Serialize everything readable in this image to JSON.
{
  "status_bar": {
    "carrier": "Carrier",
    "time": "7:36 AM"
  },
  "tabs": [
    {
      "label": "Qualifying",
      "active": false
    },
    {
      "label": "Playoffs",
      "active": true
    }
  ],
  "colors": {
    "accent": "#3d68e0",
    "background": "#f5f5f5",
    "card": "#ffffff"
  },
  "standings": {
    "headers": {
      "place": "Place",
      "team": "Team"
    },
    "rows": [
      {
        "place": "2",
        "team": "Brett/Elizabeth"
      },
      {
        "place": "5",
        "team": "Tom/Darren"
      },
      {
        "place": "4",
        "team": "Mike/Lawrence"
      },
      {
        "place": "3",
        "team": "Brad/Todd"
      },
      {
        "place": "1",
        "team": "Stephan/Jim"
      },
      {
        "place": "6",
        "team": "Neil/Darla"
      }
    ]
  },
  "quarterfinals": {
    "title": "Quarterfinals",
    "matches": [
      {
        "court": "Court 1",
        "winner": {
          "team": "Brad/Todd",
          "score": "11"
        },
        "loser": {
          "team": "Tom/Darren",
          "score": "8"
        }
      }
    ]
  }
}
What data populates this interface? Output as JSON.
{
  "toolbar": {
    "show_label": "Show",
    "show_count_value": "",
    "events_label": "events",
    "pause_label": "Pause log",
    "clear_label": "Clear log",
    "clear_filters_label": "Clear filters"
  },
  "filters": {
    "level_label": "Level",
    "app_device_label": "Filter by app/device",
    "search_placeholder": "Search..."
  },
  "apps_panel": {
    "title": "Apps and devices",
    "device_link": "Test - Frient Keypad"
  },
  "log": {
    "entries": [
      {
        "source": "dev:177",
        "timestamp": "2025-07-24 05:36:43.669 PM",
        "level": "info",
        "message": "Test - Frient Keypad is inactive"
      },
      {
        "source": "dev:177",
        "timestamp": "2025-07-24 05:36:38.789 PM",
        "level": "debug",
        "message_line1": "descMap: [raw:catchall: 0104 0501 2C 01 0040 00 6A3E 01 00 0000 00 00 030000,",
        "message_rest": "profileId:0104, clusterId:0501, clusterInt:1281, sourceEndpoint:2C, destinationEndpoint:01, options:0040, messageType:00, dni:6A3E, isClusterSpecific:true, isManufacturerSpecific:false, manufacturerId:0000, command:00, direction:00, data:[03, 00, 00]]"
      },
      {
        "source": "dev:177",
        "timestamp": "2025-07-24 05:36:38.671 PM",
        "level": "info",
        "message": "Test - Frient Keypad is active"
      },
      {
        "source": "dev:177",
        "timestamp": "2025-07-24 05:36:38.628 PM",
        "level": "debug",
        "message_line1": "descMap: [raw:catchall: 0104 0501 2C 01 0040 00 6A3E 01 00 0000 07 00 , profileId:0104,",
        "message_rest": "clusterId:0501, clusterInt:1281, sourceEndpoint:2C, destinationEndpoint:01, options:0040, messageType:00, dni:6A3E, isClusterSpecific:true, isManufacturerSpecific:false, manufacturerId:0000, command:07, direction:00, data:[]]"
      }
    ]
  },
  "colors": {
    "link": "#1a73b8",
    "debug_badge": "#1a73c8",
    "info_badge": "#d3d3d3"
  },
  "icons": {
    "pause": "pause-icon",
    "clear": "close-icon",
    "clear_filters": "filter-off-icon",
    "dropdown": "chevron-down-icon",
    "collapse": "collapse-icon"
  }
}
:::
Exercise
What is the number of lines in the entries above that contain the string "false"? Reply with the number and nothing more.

Result of this task
3